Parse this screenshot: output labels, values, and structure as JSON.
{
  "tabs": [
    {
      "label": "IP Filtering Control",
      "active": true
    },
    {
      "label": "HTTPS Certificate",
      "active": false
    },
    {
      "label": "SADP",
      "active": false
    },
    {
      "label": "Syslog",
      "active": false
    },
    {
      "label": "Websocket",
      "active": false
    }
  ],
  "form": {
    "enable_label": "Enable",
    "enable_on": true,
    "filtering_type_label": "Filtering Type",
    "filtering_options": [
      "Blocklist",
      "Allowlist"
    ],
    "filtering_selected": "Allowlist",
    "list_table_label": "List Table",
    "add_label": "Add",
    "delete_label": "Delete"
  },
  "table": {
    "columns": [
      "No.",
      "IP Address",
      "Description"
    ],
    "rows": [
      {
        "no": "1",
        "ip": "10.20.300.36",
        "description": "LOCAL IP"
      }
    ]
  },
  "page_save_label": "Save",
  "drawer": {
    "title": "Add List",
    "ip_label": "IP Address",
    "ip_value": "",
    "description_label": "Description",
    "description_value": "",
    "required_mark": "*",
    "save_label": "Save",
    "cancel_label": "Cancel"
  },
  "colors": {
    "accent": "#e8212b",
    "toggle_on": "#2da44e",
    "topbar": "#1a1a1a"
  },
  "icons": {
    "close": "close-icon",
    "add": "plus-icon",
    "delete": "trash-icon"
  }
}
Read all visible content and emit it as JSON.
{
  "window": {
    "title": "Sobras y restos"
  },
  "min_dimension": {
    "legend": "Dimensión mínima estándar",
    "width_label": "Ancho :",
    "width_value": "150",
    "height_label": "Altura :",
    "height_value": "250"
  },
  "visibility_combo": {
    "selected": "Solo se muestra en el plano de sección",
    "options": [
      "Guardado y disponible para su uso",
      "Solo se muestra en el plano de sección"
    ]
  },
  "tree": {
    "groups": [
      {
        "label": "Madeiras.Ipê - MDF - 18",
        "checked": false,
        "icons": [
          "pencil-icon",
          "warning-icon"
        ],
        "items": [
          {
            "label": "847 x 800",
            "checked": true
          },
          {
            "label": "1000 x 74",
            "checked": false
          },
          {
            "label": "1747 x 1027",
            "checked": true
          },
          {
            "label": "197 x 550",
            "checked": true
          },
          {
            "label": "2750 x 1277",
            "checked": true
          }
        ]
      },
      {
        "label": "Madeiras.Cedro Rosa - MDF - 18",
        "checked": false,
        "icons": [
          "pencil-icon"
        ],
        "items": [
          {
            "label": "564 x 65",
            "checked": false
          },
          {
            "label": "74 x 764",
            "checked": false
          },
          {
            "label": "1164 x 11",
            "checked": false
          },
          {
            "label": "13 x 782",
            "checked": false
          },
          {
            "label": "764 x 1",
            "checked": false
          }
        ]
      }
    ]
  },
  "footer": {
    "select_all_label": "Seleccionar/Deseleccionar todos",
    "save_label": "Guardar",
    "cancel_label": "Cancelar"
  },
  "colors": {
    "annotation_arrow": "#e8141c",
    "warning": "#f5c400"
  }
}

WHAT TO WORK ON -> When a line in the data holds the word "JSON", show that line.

WORKED SOLUTION ->
Parse this screenshot: output labels, values, and structure as JSON.
Read all visible content and emit it as JSON.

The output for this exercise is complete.